is dependent upon a familiarity with your dog’s normal physical status. How does he breathe? How many times per minute? How does his chest rise and fall? Is his mouth open or closed? What color is his tongue, his lips, his gums? How does he act? What is his normal appetite; his stool character, his urine volume and frequency? As a concerned dog owner, you should know your dog’s normal pulse, respiration rate, gum color and
Basic first aid can keep your dog stable as you prepare to transport to a veterinary hospital. It is not a replacement for veterinary care. If your dog is irrational or injured, muzzle them before you move them. A very small dog can be wrapped in a blanket or towel. A larger dog should have his mouth tied gently shut with a leash, a cord, tape or a leash. There are some excellent first aid references on the internet. I have been impressed with the veterinarypartner.com website as well as the avma.org website. The ASPCA animal poison control is a terrific resource. I encourage you to visit and review this material as it is far more complete than I can provide in this limited space. I have put the information in a table form with the thought that perhaps it will end up on your refrigerator as a reference. When in doubt, trust your instincts and seek veterinary care.

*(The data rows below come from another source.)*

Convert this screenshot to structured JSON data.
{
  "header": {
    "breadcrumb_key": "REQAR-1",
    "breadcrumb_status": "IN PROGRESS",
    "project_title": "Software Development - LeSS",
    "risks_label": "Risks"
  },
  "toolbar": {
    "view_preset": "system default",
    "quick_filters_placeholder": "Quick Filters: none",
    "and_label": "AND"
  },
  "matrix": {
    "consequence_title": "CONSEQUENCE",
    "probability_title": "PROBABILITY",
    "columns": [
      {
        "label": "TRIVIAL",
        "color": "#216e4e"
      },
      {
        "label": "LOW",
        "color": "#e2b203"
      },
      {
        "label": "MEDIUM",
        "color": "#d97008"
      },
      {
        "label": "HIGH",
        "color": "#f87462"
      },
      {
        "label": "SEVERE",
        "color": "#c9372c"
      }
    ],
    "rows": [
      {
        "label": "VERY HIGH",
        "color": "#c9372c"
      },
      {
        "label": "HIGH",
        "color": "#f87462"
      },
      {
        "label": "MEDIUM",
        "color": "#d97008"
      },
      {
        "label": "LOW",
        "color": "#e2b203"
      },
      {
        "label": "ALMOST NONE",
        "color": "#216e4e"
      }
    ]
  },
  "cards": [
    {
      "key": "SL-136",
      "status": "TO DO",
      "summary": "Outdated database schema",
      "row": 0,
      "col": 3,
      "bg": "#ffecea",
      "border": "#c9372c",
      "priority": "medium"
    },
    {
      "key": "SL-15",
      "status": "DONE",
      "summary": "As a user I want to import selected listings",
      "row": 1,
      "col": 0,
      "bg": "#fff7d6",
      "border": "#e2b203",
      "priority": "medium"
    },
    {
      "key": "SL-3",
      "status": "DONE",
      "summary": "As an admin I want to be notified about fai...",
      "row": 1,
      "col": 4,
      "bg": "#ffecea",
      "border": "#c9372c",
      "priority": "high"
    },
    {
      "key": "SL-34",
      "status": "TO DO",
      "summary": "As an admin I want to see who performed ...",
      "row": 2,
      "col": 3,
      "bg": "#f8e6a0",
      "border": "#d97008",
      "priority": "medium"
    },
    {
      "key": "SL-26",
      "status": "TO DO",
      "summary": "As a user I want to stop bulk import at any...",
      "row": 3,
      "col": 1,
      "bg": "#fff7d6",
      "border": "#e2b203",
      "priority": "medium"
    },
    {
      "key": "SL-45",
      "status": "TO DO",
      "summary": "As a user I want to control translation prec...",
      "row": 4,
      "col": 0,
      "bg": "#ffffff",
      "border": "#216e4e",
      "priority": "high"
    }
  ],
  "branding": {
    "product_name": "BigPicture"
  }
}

I have a confession to make. This is not a response to an inquisitive reader’s question. This article is in response to the questions that clients pose to our veterinary staff every day. “Should I bring my dog in?” “What could it be?” “Can it wait until morning?” I reviewed the most common telephone emergency calls and have attempted to organize some advice for dog owners.
CHERYL BURKE, DVM, CCRP is the proud owner of Paradise Animal Hospital for the past 22 years, practicing companion animal medicine and canine rehabilitation in her hometown community. To reach Dr. Burke or Paradise Animal Hospital call 410-744-4224, or visit www.paradiseanimalhospital.com
– See more at: http://www.marylanddogmag.com/articles/issues/fall2013/ask_the_vet.html#sthash.Ig3T6m4E.dpuf